As the temporary ability to pay increases, restraint recedes and a culture of feeding and exciting appetites grows. As virtue is the moderation or even denial of appetites, moral integrity in society as a whole weakens as this culture gains ground. When limits to our consumption seem to fall away, the desire for acquisition and domination becomes stronger and it begins to be expressed in our relations with the rest of the world. We begin to define our interests to satisfy unbounded desire, and so the scope of what we believe is rightfully ours expands until it encircles most, if not all, of the globe, and we are then violently offended when our claims are challenged. Coupled with this desire is the fantasy that technology will gradually overcome or address every limitation, so that every barrier to growth will fall sooner or later.
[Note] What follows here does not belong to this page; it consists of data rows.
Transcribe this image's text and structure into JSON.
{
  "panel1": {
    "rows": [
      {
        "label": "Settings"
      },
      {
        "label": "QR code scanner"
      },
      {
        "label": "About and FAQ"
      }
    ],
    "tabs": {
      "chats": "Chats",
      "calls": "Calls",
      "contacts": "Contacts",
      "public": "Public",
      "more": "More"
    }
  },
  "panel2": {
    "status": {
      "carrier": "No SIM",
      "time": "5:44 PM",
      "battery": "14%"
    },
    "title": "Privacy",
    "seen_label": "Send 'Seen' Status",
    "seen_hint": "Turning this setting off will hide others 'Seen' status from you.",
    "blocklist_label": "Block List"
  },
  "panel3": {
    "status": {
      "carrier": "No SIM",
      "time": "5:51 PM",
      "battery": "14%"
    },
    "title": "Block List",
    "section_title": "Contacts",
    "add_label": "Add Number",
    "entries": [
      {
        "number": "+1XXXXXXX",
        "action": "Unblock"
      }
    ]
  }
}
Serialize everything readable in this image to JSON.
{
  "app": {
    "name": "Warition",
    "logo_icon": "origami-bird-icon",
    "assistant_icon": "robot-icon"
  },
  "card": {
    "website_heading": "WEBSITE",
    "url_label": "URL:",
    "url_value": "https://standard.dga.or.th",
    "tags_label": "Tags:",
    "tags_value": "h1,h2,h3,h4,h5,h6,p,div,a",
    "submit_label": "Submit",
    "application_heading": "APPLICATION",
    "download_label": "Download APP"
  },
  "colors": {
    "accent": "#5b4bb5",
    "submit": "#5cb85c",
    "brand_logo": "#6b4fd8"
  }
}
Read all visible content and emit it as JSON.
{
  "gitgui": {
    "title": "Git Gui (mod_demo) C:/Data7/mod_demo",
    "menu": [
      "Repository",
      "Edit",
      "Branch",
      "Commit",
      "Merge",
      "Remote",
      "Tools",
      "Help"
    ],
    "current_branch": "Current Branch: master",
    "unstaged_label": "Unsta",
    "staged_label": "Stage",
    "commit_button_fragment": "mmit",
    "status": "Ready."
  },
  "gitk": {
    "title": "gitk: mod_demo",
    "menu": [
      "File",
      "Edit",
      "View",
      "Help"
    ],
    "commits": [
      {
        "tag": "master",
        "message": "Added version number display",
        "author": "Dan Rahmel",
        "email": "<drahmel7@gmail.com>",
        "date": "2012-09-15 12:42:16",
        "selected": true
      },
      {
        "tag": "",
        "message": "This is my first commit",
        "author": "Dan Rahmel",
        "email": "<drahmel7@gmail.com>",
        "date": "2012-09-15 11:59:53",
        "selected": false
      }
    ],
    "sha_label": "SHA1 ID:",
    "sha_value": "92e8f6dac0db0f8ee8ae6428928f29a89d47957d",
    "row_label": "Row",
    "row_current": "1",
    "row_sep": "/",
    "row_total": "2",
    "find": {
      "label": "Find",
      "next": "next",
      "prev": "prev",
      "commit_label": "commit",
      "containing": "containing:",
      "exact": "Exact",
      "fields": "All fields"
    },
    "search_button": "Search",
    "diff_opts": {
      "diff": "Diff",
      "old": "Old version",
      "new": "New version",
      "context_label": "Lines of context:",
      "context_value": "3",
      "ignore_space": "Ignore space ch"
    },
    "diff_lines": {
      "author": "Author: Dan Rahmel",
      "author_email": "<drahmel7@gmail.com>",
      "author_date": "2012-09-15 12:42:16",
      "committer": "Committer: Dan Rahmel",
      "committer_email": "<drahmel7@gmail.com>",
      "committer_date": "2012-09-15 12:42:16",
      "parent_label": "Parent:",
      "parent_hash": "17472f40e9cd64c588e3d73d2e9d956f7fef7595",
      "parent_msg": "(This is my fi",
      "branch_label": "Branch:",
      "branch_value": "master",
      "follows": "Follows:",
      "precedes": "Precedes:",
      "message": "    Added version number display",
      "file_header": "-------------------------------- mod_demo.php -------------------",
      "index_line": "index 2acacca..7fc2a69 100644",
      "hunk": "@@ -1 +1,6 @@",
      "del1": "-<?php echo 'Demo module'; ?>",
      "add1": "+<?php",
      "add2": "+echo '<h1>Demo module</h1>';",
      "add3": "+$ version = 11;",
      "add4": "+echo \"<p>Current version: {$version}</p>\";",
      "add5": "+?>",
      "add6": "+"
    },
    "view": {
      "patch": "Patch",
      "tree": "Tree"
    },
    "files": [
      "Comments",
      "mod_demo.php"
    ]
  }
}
The expectation of progress makes us impatient when our excesses lead to collapses, and when those collapses happen responsibility is deferred again and pinned on useful scapegoats whose punishment will allow us to return to our previous unrestrained habits.
Basically. The trouble is that can anyone win an election saying this? For my money, moderation is as nonpartisan as getting an education--its just makes sense. But are we ready to hear that message? Or have we been lulled to sleep. The scariest part about that two minute Barack Obama ad was when he asked the viewer to go read his economic plan. It felt unique to me, in that it asked us to do something almost for him, and I guess for ourselves. But I kept thinking, will people really do that? Are we ready to act like adults yet?
We want to hear what you think about this article. Submit a letter to the editor or write to email@example.com.